Marsha Gerdes is a psychologist with a specialty in early childhood development. She has worked at The Children's Hospital of Philadelphia for over 20 years. Her current roles at Children’s Hospital include senior psychologist of PolicyLab, director of the Building Better Behavior, and co-director of the Neonatal Follow-up Program. Dr. Gerdes is also co-investigator on a number of research studies including the National Children’s Study and studies on developmental screenings, parenting support to mothers with depression, and the neurodevelopmental sequelae of infant cardiac surgery.
Much of Dr. Gerdes’ research focuses on the identification of interventions to improve the neurodevelopmental outcomes of infants and children with medical complications and genetic abnormalities. Within the field of low-birth weight, Dr. Gerdes served as the assessment coordinator for the Infant Health and Development Program. Currently, Dr. Gerdes is involved in a research study examining the neurodevelopmental outcomes of children with congenital heart defects that specifically studies the role of polymorphisms of apolipoprotein E as an additional risk factor for these children.
Dr. Gerdes’ research also more broadly focuses on preventive interventions for young children at risk. For the last six years, Dr. Gerdes directed the Building Better Behavior program, a school readiness initiative at Children’s Hospital’s four urban primary care centers. Developed in partnership with the School District of Philadelphia, as part of the United Way of Southeast Pennsylvania’s Early to Learn initiative, Dr. Gerdes set up a program that placed developmental specialists in each primary care center to provide parent coaching and support. Dr. Gerdes is also the co-investigator on a project to evaluate the feasibility, acceptability, and effectiveness of the American Academy of Pediatrics policy on developmental screening in urban primary care settings. Lastly, she is also a collaborator on a Maternal and Child Health Bureau supported project on improving parenting skills for depressed caregivers of young children through the delivery of the Incredible Years intervention.
Dr. Gerdes provides ongoing clinical support through Children’s Hospital’s Neonatal Follow-up Program where she works with the families of children six-months to five-years-of-age that are at high risk for developmental disabilities and other perinatal or neonatal illnesses.

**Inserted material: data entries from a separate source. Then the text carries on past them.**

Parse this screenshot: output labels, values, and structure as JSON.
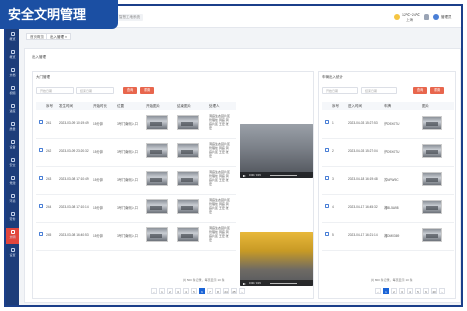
{
  "banner": {
    "title": "安全文明管理"
  },
  "topbar": {
    "system_tab": "智慧工地系统",
    "weather": {
      "temp": "12℃~24℃",
      "city": "上海"
    },
    "user_name": "管理员"
  },
  "sidebar": {
    "items": [
      {
        "label": "概览"
      },
      {
        "label": "概览"
      },
      {
        "label": "文档"
      },
      {
        "label": "视频"
      },
      {
        "label": "进度"
      },
      {
        "label": "质量"
      },
      {
        "label": "设备"
      },
      {
        "label": "安全"
      },
      {
        "label": "党建"
      },
      {
        "label": "环境"
      },
      {
        "label": "劳务"
      },
      {
        "label": "文明"
      },
      {
        "label": "设置"
      }
    ]
  },
  "breadcrumbs": [
    "首页概览",
    "出入管理 ×"
  ],
  "content": {
    "title": "出入管理"
  },
  "left_panel": {
    "title": "大门管理",
    "filter_start_placeholder": "开始日期",
    "filter_end_placeholder": "结束日期",
    "search_label": "查询",
    "reset_label": "重置",
    "columns": [
      "序号",
      "发生时间",
      "开始时长",
      "位置",
      "开始图片",
      "结束图片",
      "处理人"
    ],
    "rows": [
      {
        "id": "241",
        "time": "2023-03-09 10:19:49",
        "duration": "15分钟",
        "location": "3号门南侧入口",
        "handler": "洞庭生态园片区管理处 洞庭 洞庭片区 王宏 张宏"
      },
      {
        "id": "242",
        "time": "2023-03-09 23:20:32",
        "duration": "15分钟",
        "location": "3号门南侧入口",
        "handler": "洞庭生态园片区管理处 洞庭 洞庭片区 王宏 张宏"
      },
      {
        "id": "243",
        "time": "2023-03-08 17:10:49",
        "duration": "15分钟",
        "location": "3号门南侧入口",
        "handler": "洞庭生态园片区管理处 洞庭 洞庭片区 王宏 张宏"
      },
      {
        "id": "244",
        "time": "2023-03-08 17:10:14",
        "duration": "15分钟",
        "location": "3号门南侧入口",
        "handler": "洞庭生态园片区管理处 洞庭 洞庭片区 王宏 张宏"
      },
      {
        "id": "245",
        "time": "2023-03-08 16:40:53",
        "duration": "15分钟",
        "location": "3号门南侧入口",
        "handler": "洞庭生态园片区管理处 洞庭 洞庭片区 王宏 张宏"
      }
    ],
    "video1_time": "0:00 / 0:15",
    "video2_time": "0:00 / 0:15",
    "pager": {
      "pages": [
        "1",
        "2",
        "3",
        "4",
        "5",
        "6",
        "7",
        "8",
        "24",
        "25"
      ],
      "prev": "‹",
      "next": "›",
      "active_page": "6",
      "info": "共 500 条记录，每页显示 10 条"
    }
  },
  "right_panel": {
    "title": "车辆出入统计",
    "filter_start_placeholder": "开始日期",
    "filter_end_placeholder": "结束日期",
    "search_label": "查询",
    "reset_label": "重置",
    "columns": [
      "序号",
      "进入时间",
      "车牌",
      "图片"
    ],
    "rows": [
      {
        "id": "1",
        "time": "2023-04-03 15:27:53",
        "plate": "沪D9X0TU"
      },
      {
        "id": "2",
        "time": "2023-04-03 15:27:04",
        "plate": "沪D9X0TU"
      },
      {
        "id": "3",
        "time": "2023-04-18 16:19:48",
        "plate": "苏NFW9C"
      },
      {
        "id": "4",
        "time": "2023-04-17 16:45:32",
        "plate": "湘BL5A98"
      },
      {
        "id": "5",
        "time": "2023-04-17 16:21:14",
        "plate": "湘DM0369"
      }
    ],
    "pager": {
      "pages": [
        "1",
        "2",
        "3",
        "4",
        "5",
        "6",
        "40"
      ],
      "prev": "‹",
      "next": "›",
      "active_page": "1",
      "info": "共 800 条记录，每页显示 10 条"
    }
  },
  "colors": {
    "brand": "#1b4fa3",
    "sidebar": "#1d3d7a",
    "active_nav": "#e2463c",
    "button": "#e8664d",
    "pager_active": "#1b64d6"
  }
}
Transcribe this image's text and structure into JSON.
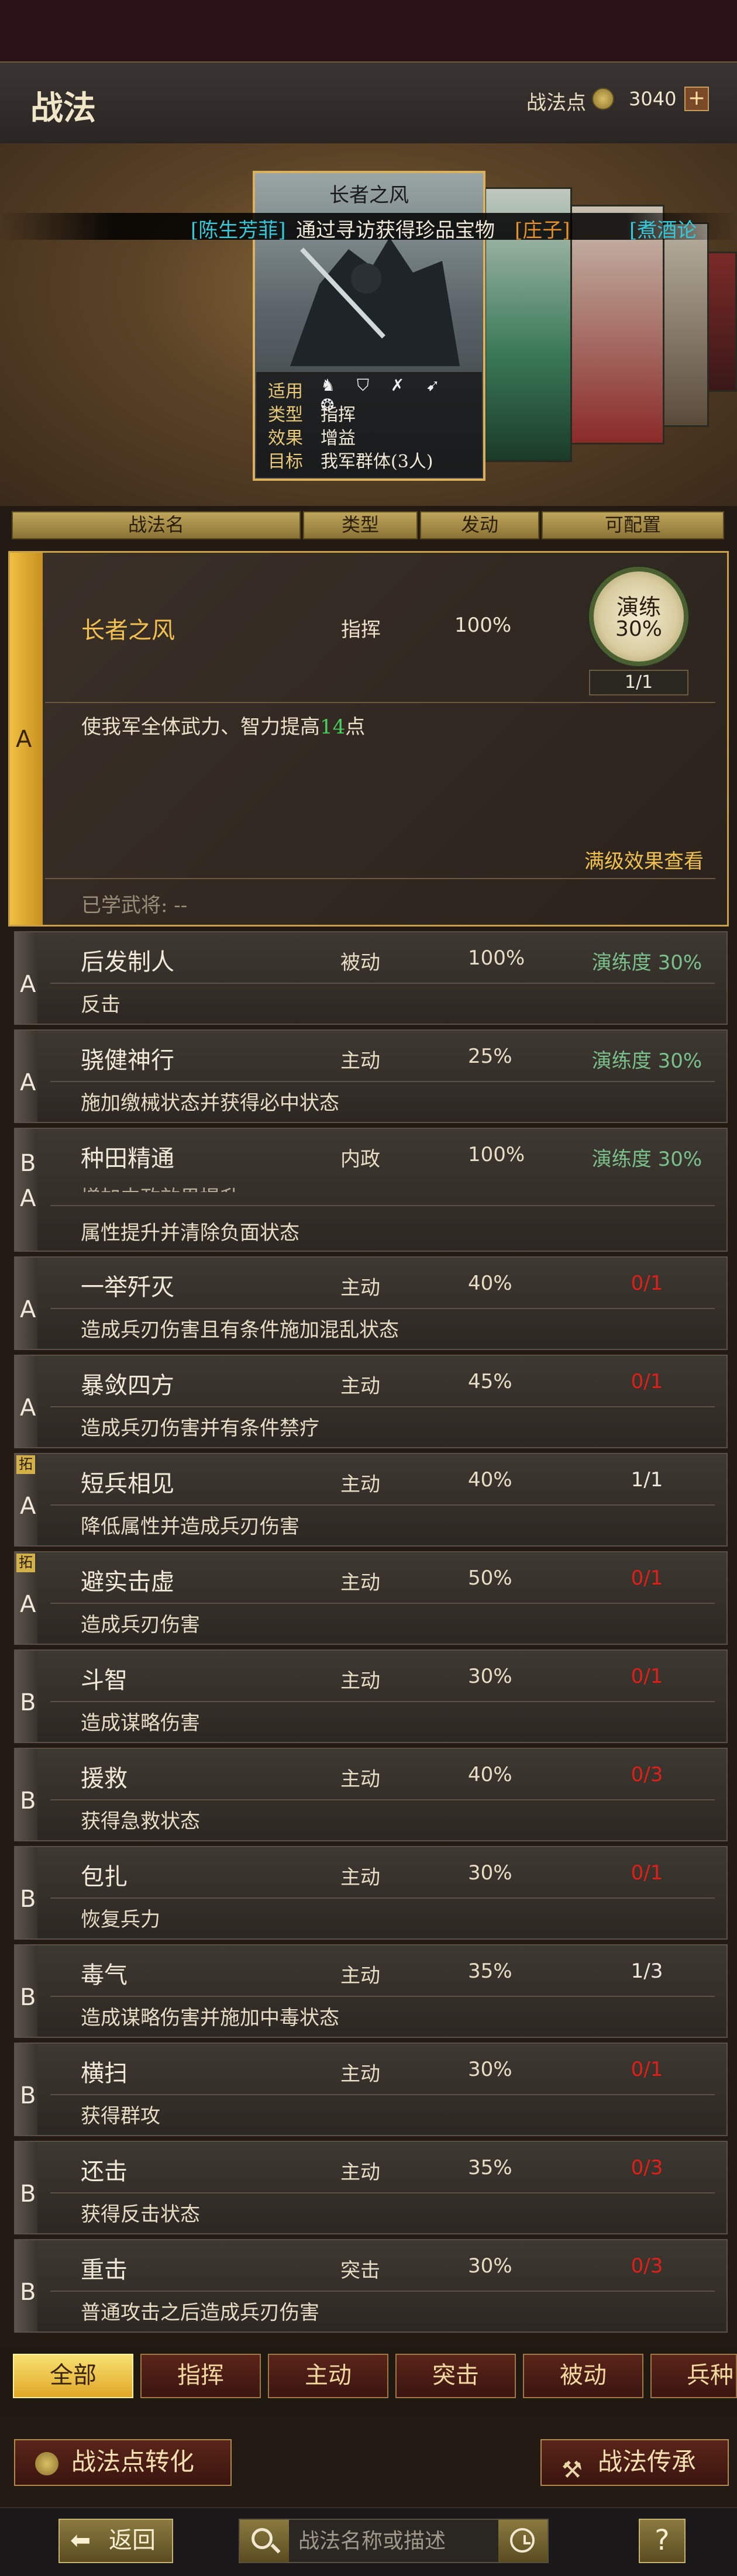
{
  "header": {
    "title": "战法",
    "points_label": "战法点",
    "points_value": "3040",
    "add_label": "+"
  },
  "banner": {
    "seg1": "[陈生芳菲]",
    "seg2": "通过寻访获得珍品宝物",
    "seg3": "[庄子]",
    "seg4": "[煮酒论"
  },
  "featured_card": {
    "title": "长者之风",
    "rows": [
      {
        "label": "适用",
        "value": ""
      },
      {
        "label": "类型",
        "value": "指挥"
      },
      {
        "label": "效果",
        "value": "增益"
      },
      {
        "label": "目标",
        "value": "我军群体(3人)"
      }
    ],
    "unit_icons": "♞ ⛉ ✗ ➹ ❂"
  },
  "columns": {
    "name": "战法名",
    "type": "类型",
    "rate": "发动",
    "config": "可配置"
  },
  "expanded": {
    "grade": "A",
    "name": "长者之风",
    "type": "指挥",
    "rate": "100%",
    "drill_label": "演练",
    "drill_pct": "30%",
    "drill_count": "1/1",
    "desc_prefix": "使我军全体武力、智力提高",
    "desc_value": "14",
    "desc_suffix": "点",
    "full_effect_link": "满级效果查看",
    "learned_label": "已学武将: --"
  },
  "rows": [
    {
      "grade": "A",
      "name": "后发制人",
      "type": "被动",
      "rate": "100%",
      "status": "演练度 30%",
      "desc": "反击"
    },
    {
      "grade": "A",
      "name": "骁健神行",
      "type": "主动",
      "rate": "25%",
      "status": "演练度 30%",
      "desc": "施加缴械状态并获得必中状态"
    },
    {
      "grade": "B",
      "grade2": "A",
      "name": "种田精通",
      "type": "内政",
      "rate": "100%",
      "status": "演练度 30%",
      "desc_cut": "增加内政效果提升",
      "desc": "属性提升并清除负面状态"
    },
    {
      "grade": "A",
      "name": "一举歼灭",
      "type": "主动",
      "rate": "40%",
      "status": "0/1",
      "desc": "造成兵刃伤害且有条件施加混乱状态"
    },
    {
      "grade": "A",
      "name": "暴敛四方",
      "type": "主动",
      "rate": "45%",
      "status": "0/1",
      "desc": "造成兵刃伤害并有条件禁疗"
    },
    {
      "grade": "A",
      "tag": "拓",
      "name": "短兵相见",
      "type": "主动",
      "rate": "40%",
      "status": "1/1",
      "desc": "降低属性并造成兵刃伤害"
    },
    {
      "grade": "A",
      "tag": "拓",
      "name": "避实击虚",
      "type": "主动",
      "rate": "50%",
      "status": "0/1",
      "desc": "造成兵刃伤害"
    },
    {
      "grade": "B",
      "name": "斗智",
      "type": "主动",
      "rate": "30%",
      "status": "0/1",
      "desc": "造成谋略伤害"
    },
    {
      "grade": "B",
      "name": "援救",
      "type": "主动",
      "rate": "40%",
      "status": "0/3",
      "desc": "获得急救状态"
    },
    {
      "grade": "B",
      "name": "包扎",
      "type": "主动",
      "rate": "30%",
      "status": "0/1",
      "desc": "恢复兵力"
    },
    {
      "grade": "B",
      "name": "毒气",
      "type": "主动",
      "rate": "35%",
      "status": "1/3",
      "desc": "造成谋略伤害并施加中毒状态"
    },
    {
      "grade": "B",
      "name": "横扫",
      "type": "主动",
      "rate": "30%",
      "status": "0/1",
      "desc": "获得群攻"
    },
    {
      "grade": "B",
      "name": "还击",
      "type": "主动",
      "rate": "35%",
      "status": "0/3",
      "desc": "获得反击状态"
    },
    {
      "grade": "B",
      "name": "重击",
      "type": "突击",
      "rate": "30%",
      "status": "0/3",
      "desc": "普通攻击之后造成兵刃伤害"
    }
  ],
  "filter_tabs": [
    "全部",
    "指挥",
    "主动",
    "突击",
    "被动",
    "兵种"
  ],
  "actions": {
    "convert": "战法点转化",
    "inherit": "战法传承"
  },
  "bottom": {
    "back": "返回",
    "back_arrow": "⬅",
    "search_placeholder": "战法名称或描述",
    "help": "?"
  },
  "colors": {
    "accent_gold": "#f0c050",
    "drill_green": "#7ac08a",
    "status_red": "#e02018",
    "banner_cyan": "#35c8d8",
    "banner_orange": "#e89028"
  }
}
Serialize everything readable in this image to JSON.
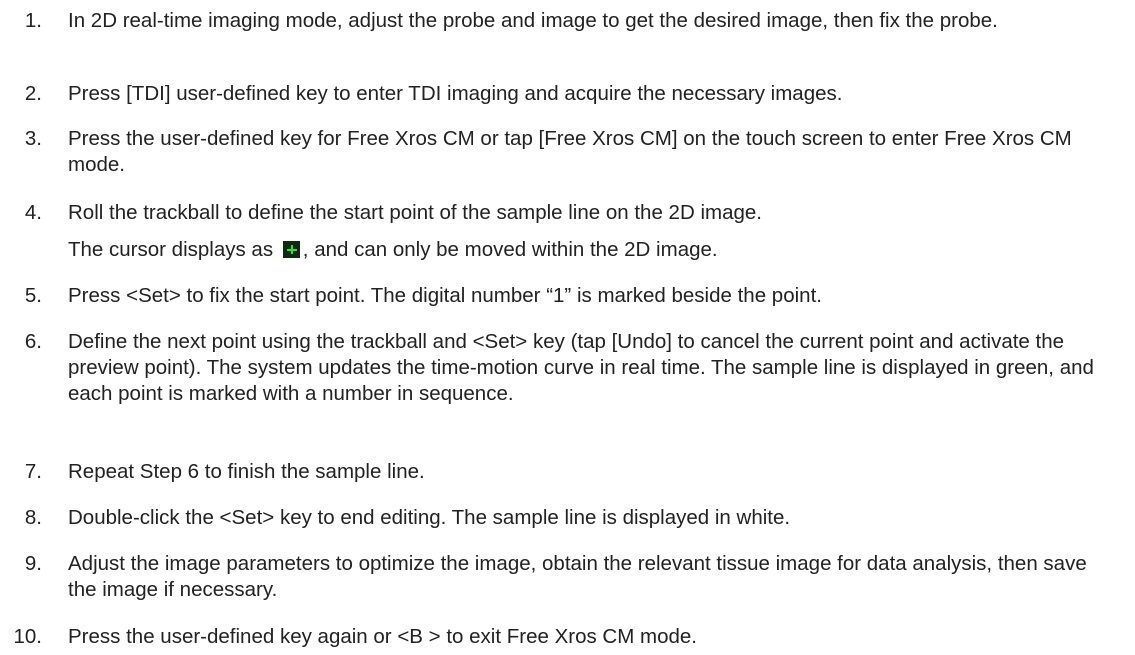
{
  "steps": [
    {
      "number": "1.",
      "text": "In 2D real-time imaging mode, adjust the probe and image to get the desired image, then fix the probe."
    },
    {
      "number": "2.",
      "text": "Press [TDI] user-defined key to enter TDI imaging and acquire the necessary images."
    },
    {
      "number": "3.",
      "text": "Press the user-defined key for Free Xros CM or tap [Free Xros CM] on the touch screen to enter Free Xros CM mode."
    },
    {
      "number": "4.",
      "text": "Roll the trackball to define the start point of the sample line on the 2D image.",
      "note_before_icon": "The cursor displays as",
      "note_icon": "green-plus-cursor",
      "note_after_icon": ", and can only be moved within the 2D image."
    },
    {
      "number": "5.",
      "text": "Press <Set> to fix the start point. The digital number “1” is marked beside the point."
    },
    {
      "number": "6.",
      "text": "Define the next point using the trackball and <Set> key (tap [Undo] to cancel the current point and activate the preview point). The system updates the time-motion curve in real time. The sample line is displayed in green, and each point is marked with a number in sequence."
    },
    {
      "number": "7.",
      "text": "Repeat Step 6 to finish the sample line."
    },
    {
      "number": "8.",
      "text": "Double-click the <Set> key to end editing. The sample line is displayed in white."
    },
    {
      "number": "9.",
      "text": "Adjust the image parameters to optimize the image, obtain the relevant tissue image for data analysis, then save the image if necessary."
    },
    {
      "number": "10.",
      "text": "Press the user-defined key again or <B > to exit Free Xros CM mode."
    }
  ],
  "colors": {
    "text": "#222222",
    "cursor_icon_bg": "#102a12",
    "cursor_icon_plus": "#22e53a"
  }
}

Parenting and family supports
Tailored preventive pediatric care
D’Agostino, J., Gerdes, M., Hoffman, C., Manning, M.L., Phalen, A., Bernbaum, J. (2013) Provider use of corrected age during health supervision visits for premature infants. Journal of Pediatric Health Care. 27 (3). 172-179.
Goff, D.A, Luan, X., Gerdes, M., Bernbaum, J., D’Agostino, J., Rychik, J., Wernovsky, F., Licht, D.J., Nicolson, S.C., Clancy, R.R., Spray, T.L., Gaynor, J.W. (2012). Younger gestational age is associated with worse neurodevelopmental outcomes after cardiac surgery in infancy. The Journal of Thoracic and Cardiovascular Surgery. 143(3). 535-42.
D'Agostino, J. (2010). An evidentiary review regarding the use of chronological and adjusted age in the assessment of preterm infants. Journal for Specialists in Pediatric Nursing, 15 (1), 26-32.
Gerdes, M, Flynn, T. Clinical assessment of neurobehavioral outcomes in infants and children with congenital heart disease. Progress in Pediatric Cardiology 2010;29(2):97-105.
Gaynor WJ, Nord AS, Wernovsky G, Bernbaum J, Solot CB, Burnham N, Zackai E, Heagerty PJ, Clancy RR, Nicolson SC, Jarvik GP, Gerdes M. Apolipoprotein E genotype modifies the risk of behavior problems in preschool children following neonatal and infant cardiac surgery. Pediatrics 2009;124(1):241-250.
Fuller S, Nord A, Gerdes M, Wernovsky G, Jarvik G, Bernbaum J, Zackai E, Gaynor JW. Predictors of impaired neurodevelopmental outcomes at one year of age after infant cardiac surgery. Eur J Cardiothorac Surg. 2009;36:40-8.
Ballweg JA, Ittenbach RF, Bernbaum J, Gerdes M, Dominguez TE, Zackai EH, Clancy RR, Gaynor JW. Hyperglycaemia after Stage I palliation does not adversely affect neurodevelopmental outcome at 1 year of age in patients with single-ventricle physiology. Eur J Cardiothorac Surg. 2009;36(4):688-93. Epub 2009 Aug 20.
Danzer E, Gerdes M, Bebbington MW, Sutton LN, Melchionni J, Adzick NS, Wilson RD, Johnson MP. Lower extremity neuromotor function and short-term ambulatory potential following in utero myelomeningocele surgery. Fetal Diagn Ther. 2009;25(1):47-53.